> Assignment:
In the material below, tally the lines that include the string "Projected", then write down only the total.

> Input data:

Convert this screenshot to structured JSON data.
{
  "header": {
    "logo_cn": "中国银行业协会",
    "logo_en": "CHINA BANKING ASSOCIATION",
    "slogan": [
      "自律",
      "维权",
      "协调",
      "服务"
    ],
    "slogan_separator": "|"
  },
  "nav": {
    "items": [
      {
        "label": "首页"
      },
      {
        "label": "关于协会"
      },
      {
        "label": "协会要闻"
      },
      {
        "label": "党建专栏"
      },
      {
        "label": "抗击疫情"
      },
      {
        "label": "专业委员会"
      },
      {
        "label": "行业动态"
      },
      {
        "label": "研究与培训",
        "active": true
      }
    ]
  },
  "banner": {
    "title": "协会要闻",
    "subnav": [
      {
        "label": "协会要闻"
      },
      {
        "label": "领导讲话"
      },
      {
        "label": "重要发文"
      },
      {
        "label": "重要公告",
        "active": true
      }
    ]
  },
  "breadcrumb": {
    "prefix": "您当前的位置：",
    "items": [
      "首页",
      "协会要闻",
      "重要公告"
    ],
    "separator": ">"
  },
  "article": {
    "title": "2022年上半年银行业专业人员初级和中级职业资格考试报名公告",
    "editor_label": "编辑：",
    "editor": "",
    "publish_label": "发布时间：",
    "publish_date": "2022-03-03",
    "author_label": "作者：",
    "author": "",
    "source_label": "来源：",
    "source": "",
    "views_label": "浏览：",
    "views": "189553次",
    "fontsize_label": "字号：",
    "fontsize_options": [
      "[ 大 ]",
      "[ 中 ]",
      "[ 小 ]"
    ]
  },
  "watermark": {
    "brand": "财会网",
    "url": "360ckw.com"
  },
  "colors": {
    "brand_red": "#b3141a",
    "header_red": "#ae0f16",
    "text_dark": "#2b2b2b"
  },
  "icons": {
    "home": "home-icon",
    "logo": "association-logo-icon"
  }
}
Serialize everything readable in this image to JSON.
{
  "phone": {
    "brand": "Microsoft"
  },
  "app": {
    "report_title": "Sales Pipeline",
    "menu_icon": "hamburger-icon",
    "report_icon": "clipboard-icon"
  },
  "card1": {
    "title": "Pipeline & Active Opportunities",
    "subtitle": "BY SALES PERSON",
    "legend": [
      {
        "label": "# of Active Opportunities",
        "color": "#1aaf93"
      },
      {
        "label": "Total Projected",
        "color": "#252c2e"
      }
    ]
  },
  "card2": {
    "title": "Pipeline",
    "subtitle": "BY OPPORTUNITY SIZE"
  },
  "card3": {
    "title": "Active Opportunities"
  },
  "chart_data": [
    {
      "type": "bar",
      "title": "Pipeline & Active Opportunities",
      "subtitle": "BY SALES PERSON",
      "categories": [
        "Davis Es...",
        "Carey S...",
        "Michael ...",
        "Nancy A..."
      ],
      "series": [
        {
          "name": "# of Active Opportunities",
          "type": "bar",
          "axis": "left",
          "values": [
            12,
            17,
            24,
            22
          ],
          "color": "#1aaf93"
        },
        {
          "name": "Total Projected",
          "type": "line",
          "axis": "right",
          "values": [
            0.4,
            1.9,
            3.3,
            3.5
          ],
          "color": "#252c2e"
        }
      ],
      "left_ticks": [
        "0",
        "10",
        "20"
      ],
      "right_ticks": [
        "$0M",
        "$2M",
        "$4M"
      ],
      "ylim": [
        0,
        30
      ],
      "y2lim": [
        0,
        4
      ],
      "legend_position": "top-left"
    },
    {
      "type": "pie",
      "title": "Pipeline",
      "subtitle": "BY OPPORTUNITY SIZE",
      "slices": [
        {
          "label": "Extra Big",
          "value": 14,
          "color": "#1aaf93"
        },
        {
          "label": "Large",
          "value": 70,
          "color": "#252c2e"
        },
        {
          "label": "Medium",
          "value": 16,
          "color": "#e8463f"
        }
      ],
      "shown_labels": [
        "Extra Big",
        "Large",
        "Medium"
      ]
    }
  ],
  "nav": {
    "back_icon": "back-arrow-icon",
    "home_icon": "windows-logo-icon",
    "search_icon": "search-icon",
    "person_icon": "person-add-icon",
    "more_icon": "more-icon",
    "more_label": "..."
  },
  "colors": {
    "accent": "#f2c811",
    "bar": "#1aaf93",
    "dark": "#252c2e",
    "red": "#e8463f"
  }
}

> Response area:
2